A: There weren’t really any in Redlands. We went to Riverside to see shows at The Barn and Raincross Square. For a while, The Ritz - a Hispanic dance nightclub - would do punk rock/new wave nights on Mondays. That was actually really important. Great shows there. All the classic early ‘80s punk rock bands from Southern California all played that place. There was also a place briefly in San Bernardino called The Beat. It didn’t survive, but it tried to be a punk rock/new wave live venue.
Q: Johnny has said the IE music scene had a certain attitude and style. Do you think those elements have always been present in Cracker?
A: I first started playing guitar at 14 because my sister was learning banjo. A lot of people around the Inland Empire and the desert were playing hippie country and bluegrass in the ‘70s. They had the Calico Bluegrass Festival. There was a big country movement there which is largely forgotten.
Q: Two years ago, Cracker played Hangar 24’s Fourth Anniversary party. How was that experience?
A: It was a great homecoming show. We’d love to do that again. There’s not really [another] venue in Redlands for us to play. Hangar 24 is pretty interesting.
Q: Your bands marked the 10th annual Campout Festival in Joshua Tree in 2014 and it is happening again this year. What was the original inspiration?
A: We recorded Kerosene Hat up there in Pioneertown and hung out when I lived in LA. It was like my getaway.

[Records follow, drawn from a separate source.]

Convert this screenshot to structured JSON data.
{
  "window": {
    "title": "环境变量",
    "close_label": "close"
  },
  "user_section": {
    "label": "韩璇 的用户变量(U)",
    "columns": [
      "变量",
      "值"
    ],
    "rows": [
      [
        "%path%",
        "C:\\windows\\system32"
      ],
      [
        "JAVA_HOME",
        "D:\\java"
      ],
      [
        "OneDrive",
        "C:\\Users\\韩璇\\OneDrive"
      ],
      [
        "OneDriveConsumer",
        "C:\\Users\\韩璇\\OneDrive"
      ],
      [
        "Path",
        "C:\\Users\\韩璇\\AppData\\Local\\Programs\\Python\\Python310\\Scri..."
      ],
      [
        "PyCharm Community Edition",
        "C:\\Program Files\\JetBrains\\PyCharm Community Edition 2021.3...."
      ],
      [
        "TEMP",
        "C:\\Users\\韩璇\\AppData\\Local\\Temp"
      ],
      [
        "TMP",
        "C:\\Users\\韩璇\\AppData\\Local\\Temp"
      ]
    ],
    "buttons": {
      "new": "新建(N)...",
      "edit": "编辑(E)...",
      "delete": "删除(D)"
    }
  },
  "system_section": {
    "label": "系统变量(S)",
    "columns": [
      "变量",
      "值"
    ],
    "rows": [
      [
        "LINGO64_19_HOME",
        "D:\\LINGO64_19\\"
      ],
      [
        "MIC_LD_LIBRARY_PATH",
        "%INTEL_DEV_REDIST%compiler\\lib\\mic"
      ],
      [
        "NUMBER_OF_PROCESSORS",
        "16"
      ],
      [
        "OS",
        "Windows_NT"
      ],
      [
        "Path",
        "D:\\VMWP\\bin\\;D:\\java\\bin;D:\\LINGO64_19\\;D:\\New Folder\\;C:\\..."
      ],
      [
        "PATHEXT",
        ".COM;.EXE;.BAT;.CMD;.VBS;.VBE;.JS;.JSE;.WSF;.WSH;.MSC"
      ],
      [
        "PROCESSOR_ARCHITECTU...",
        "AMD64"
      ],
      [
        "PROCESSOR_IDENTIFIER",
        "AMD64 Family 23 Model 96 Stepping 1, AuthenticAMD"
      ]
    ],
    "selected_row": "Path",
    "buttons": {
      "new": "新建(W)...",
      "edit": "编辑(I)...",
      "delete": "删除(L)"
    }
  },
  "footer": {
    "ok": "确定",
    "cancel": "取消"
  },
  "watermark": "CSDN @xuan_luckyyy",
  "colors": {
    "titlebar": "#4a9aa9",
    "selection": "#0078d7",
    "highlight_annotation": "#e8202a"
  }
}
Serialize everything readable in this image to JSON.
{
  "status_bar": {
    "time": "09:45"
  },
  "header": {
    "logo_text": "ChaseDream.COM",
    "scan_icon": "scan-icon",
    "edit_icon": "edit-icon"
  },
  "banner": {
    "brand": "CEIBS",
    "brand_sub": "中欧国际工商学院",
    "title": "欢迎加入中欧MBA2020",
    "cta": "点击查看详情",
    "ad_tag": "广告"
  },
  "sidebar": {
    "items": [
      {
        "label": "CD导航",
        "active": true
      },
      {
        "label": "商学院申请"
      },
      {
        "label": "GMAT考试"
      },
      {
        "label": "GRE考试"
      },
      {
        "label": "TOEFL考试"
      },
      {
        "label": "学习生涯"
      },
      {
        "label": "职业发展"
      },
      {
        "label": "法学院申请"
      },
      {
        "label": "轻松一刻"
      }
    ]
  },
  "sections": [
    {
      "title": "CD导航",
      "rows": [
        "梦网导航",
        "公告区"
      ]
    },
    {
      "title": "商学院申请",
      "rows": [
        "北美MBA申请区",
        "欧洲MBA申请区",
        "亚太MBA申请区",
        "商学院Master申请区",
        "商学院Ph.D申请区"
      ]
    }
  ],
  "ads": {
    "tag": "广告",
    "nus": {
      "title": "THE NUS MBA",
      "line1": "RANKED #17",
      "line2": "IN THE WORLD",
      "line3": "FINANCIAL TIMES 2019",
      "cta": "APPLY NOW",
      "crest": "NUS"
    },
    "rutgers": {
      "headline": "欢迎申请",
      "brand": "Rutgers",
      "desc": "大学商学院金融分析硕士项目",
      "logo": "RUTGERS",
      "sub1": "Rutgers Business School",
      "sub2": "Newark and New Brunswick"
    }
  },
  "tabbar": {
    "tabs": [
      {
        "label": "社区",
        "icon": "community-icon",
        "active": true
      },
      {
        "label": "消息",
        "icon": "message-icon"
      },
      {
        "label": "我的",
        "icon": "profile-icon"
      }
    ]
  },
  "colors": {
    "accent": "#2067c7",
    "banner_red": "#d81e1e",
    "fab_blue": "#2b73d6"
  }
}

I’d always go out there with my friends.
Q: Were you surprised to find a Cracker fan base in China since you performed live out there for the first time last year?
A: That had to do with “Low” being in a key scene in “The Perks of Being a Wallflower.” It was a very popular movie there. We were in Shanghai and Beijing, which are not that different than a lot of Western cities. We were playing to the kids of the solid global middle class. I suppose it would’ve been different if we’d gone to Western China or a more rural region. They were enthusiastic.
Q: How has the reaction been to the two sides of Cracker on Berkeley to Bakersfield?
A: It’s been a really good thing. It’s got a good story to it and a lot of people are talking. Every summer, there’s a procession of ‘90s bands touring together. We’re going to be one of the few that’s still exploring new territory and doing new stuff.
Q: Was using the California lyrical theme on the new albums a conscience decision?
A: It turned out that way after I had written ‘King of Bakersfield’ and ‘California Country Boy.’ I was working on these while also working on the two Camper records [revolving around the Golden State]. At one point I said, ‘I’m just giving in to this. Guess I’ll have a four-disc set about California between the two bands. Then I’ll have to move on from there.’
Q: Did you have a hard time compartmentalizing between the two bands’ California songs?
A: Sort of, but the two bands have two very different styles of working and the lyrical subject matter is pretty different between the two bands, so I was able to separate ‘em.
My interview originally appeared in the Spring 2015 issue of Redlands Magazine.
It can be viewed here:
All photos by Bradford Jones.
Upcoming tour dates:
8/30 Nederland, CO
8/31 Pinos Altos, NM
9/1 Albuquerque, NM
9/2 Flagstaff, AZ
9/3 Phoenix, AZ
9/4 Tucson, AZ